What is being asked:
Write out every record below exactly, so that nothing differs from what is shown.

---------- Data records ----------

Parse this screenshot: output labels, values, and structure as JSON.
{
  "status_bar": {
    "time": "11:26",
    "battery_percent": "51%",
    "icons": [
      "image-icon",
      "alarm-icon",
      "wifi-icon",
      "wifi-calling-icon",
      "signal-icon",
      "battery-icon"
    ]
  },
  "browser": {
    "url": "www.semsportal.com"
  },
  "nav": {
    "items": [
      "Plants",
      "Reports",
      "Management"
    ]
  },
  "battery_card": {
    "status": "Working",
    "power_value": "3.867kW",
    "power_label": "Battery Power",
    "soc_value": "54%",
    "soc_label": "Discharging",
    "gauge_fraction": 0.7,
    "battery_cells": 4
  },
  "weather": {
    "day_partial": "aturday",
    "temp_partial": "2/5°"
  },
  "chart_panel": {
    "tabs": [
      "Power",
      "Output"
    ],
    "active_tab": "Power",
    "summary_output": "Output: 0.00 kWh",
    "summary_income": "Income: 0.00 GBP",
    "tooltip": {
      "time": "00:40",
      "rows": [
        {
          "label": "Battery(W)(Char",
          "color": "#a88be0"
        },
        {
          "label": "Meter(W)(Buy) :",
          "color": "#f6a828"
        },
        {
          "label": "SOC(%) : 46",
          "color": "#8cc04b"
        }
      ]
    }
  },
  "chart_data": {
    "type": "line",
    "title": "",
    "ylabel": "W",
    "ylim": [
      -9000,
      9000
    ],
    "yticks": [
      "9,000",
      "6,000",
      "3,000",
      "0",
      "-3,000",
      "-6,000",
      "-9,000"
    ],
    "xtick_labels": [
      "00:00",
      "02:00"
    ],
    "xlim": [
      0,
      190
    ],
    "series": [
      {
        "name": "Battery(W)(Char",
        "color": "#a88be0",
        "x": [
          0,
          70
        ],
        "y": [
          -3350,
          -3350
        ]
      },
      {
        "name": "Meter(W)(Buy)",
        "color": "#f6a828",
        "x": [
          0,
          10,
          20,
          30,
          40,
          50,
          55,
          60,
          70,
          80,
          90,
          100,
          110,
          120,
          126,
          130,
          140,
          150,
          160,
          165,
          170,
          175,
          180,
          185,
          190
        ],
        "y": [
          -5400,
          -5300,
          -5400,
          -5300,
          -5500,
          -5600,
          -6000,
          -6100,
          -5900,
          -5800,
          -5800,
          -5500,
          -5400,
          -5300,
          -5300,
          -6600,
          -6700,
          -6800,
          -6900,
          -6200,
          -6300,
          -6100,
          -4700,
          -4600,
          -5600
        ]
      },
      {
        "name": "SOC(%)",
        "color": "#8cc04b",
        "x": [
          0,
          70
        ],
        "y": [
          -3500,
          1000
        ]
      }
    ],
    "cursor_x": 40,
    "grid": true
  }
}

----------

Output for this exercise:
Parse this screenshot: output labels, values, and structure as JSON.
{
  "status_bar": {
    "time": "11:26",
    "battery_percent": "51%",
    "icons": [
      "image-icon",
      "alarm-icon",
      "wifi-icon",
      "wifi-calling-icon",
      "signal-icon",
      "battery-icon"
    ]
  },
  "browser": {
    "url": "www.semsportal.com"
  },
  "nav": {
    "items": [
      "Plants",
      "Reports",
      "Management"
    ]
  },
  "battery_card": {
    "status": "Working",
    "power_value": "3.867kW",
    "power_label": "Battery Power",
    "soc_value": "54%",
    "soc_label": "Discharging",
    "gauge_fraction": 0.7,
    "battery_cells": 4
  },
  "weather": {
    "day_partial": "aturday",
    "temp_partial": "2/5°"
  },
  "chart_panel": {
    "tabs": [
      "Power",
      "Output"
    ],
    "active_tab": "Power",
    "summary_output": "Output: 0.00 kWh",
    "summary_income": "Income: 0.00 GBP",
    "tooltip": {
      "time": "00:40",
      "rows": [
        {
          "label": "Battery(W)(Char",
          "color": "#a88be0"
        },
        {
          "label": "Meter(W)(Buy) :",
          "color": "#f6a828"
        },
        {
          "label": "SOC(%) : 46",
          "color": "#8cc04b"
        }
      ]
    }
  },
  "chart_data": {
    "type": "line",
    "title": "",
    "ylabel": "W",
    "ylim": [
      -9000,
      9000
    ],
    "yticks": [
      "9,000",
      "6,000",
      "3,000",
      "0",
      "-3,000",
      "-6,000",
      "-9,000"
    ],
    "xtick_labels": [
      "00:00",
      "02:00"
    ],
    "xlim": [
      0,
      190
    ],
    "series": [
      {
        "name": "Battery(W)(Char",
        "color": "#a88be0",
        "x": [
          0,
          70
        ],
        "y": [
          -3350,
          -3350
        ]
      },
      {
        "name": "Meter(W)(Buy)",
        "color": "#f6a828",
        "x": [
          0,
          10,
          20,
          30,
          40,
          50,
          55,
          60,
          70,
          80,
          90,
          100,
          110,
          120,
          126,
          130,
          140,
          150,
          160,
          165,
          170,
          175,
          180,
          185,
          190
        ],
        "y": [
          -5400,
          -5300,
          -5400,
          -5300,
          -5500,
          -5600,
          -6000,
          -6100,
          -5900,
          -5800,
          -5800,
          -5500,
          -5400,
          -5300,
          -5300,
          -6600,
          -6700,
          -6800,
          -6900,
          -6200,
          -6300,
          -6100,
          -4700,
          -4600,
          -5600
        ]
      },
      {
        "name": "SOC(%)",
        "color": "#8cc04b",
        "x": [
          0,
          70
        ],
        "y": [
          -3500,
          1000
        ]
      }
    ],
    "cursor_x": 40,
    "grid": true
  }
}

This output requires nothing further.